Managing the estate of a deceased person can be a difficult process and this can be exacerbated by the circumstances. When the deceased held assets overseas there are many legal barriers to overcome.
Expatriation to Spain is becoming more and more commonplace for UK citizens. Furthermore, many people choose to invest their money overseas to diversify their interests and provide financial security in the long term. Following the death of an individual there are several documents that may require legalisation when managing the property of the deceased.
It is imperative that the executor of the estate is aware of what documents may be required. Spain are a member of the Hague convention and, for this reason, documents that have been issued with the Apostille certificate will be legally recognised. We regularly assist with cases where property is held in Spain and the most common documents we legalise are: -
If it is not feasible for the executor to travel to Spain when managing the estate they may choose to issue a Power of Attorney to an agent, allowing the designated agent to act on their behalf in a legal capacity.

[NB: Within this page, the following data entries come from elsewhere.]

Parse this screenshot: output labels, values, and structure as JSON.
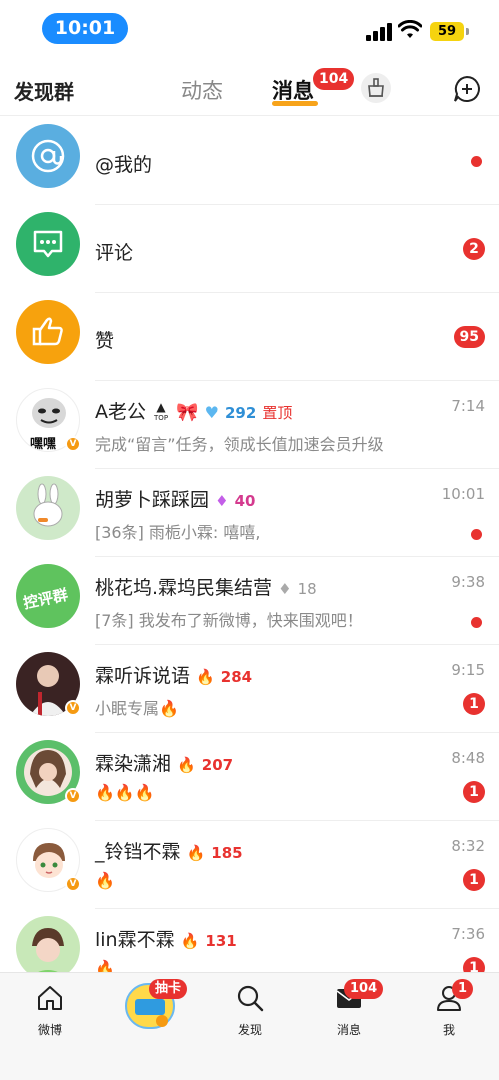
{
  "status_bar": {
    "time": "10:01",
    "battery": "59"
  },
  "header": {
    "discover_label": "发现群",
    "tab_dynamic": "动态",
    "tab_messages": "消息",
    "messages_badge": "104"
  },
  "system_rows": [
    {
      "label": "@我的",
      "icon": "at-icon",
      "color": "#5aaee0"
    },
    {
      "label": "评论",
      "icon": "comment-icon",
      "color": "#2fb36b",
      "badge": "2"
    },
    {
      "label": "赞",
      "icon": "thumbs-up-icon",
      "color": "#f7a20d",
      "badge": "95"
    }
  ],
  "conversations": [
    {
      "name": "A老公",
      "extra": "292",
      "pinned_label": "置顶",
      "avatar_text": "嘿嘿",
      "preview": "完成“留言”任务，领成长值加速会员升级",
      "time": "7:14",
      "top_tag": "TOP"
    },
    {
      "name": "胡萝卜踩踩园",
      "heat": "40",
      "preview": "[36条] 雨栀小霖: 嘻嘻,",
      "time": "10:01"
    },
    {
      "name": "桃花坞.霖坞民集结营",
      "heat": "18",
      "avatar_text": "控评群",
      "preview": "[7条] 我发布了新微博，快来围观吧！",
      "time": "9:38"
    },
    {
      "name": "霖听诉说语",
      "heat": "284",
      "preview": "小眠专属🔥",
      "time": "9:15",
      "badge": "1"
    },
    {
      "name": "霖染潇湘",
      "heat": "207",
      "preview": "🔥🔥🔥",
      "time": "8:48",
      "badge": "1"
    },
    {
      "name": "_铃铛不霖",
      "heat": "185",
      "preview": "🔥",
      "time": "8:32",
      "badge": "1"
    },
    {
      "name": "lin霖不霖",
      "heat": "131",
      "preview": "🔥",
      "time": "7:36",
      "badge": "1"
    }
  ],
  "bottom_nav": {
    "weibo": "微博",
    "lottery_badge": "抽卡",
    "discover": "发现",
    "messages": "消息",
    "messages_badge": "104",
    "me": "我",
    "me_badge": "1"
  }
}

There are many Spanish based, English speaking solicitors that specialise in this area and it is worthwhile researching this for further guidance.

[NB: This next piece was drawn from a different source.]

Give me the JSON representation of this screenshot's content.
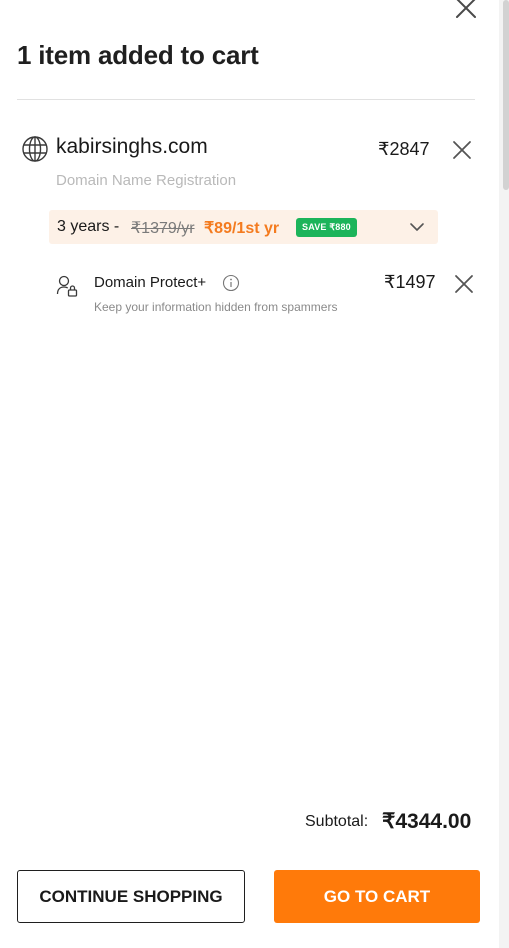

In cases where the deceased established a will in Spain it may just be a legalised death certificate that is required. Where this is not the case, the executor will need to ensure the Grant of Probate and the Last Will & Testament are also legalised.

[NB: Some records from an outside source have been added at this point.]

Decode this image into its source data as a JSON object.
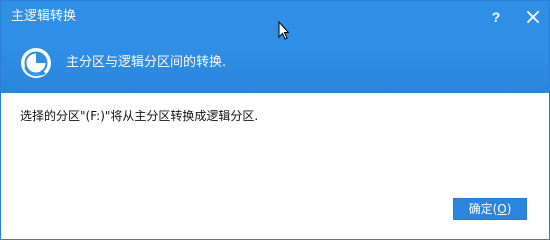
{
  "window": {
    "title": "主逻辑转换",
    "help_label": "?",
    "close_icon": "close-icon"
  },
  "header": {
    "icon": "partition-convert-icon",
    "subtitle": "主分区与逻辑分区间的转换."
  },
  "body": {
    "message": "选择的分区\"(F:)\"将从主分区转换成逻辑分区."
  },
  "footer": {
    "ok_label_prefix": "确定(",
    "ok_label_mnemonic": "O",
    "ok_label_suffix": ")"
  },
  "colors": {
    "header_blue": "#2f8ee6",
    "button_blue": "#2b84de",
    "text_dark": "#111111",
    "text_white": "#ffffff"
  }
}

Spanish translations of these documents are regularly requested but are not always needed. We can provide a Spanish translation service for your documents.
This guide is provided for information only and does not constitute legal advice. We advise contacting the local authorities in the jurisdiction in which any assets are held to confirm their requirements as well as seeking legal advice.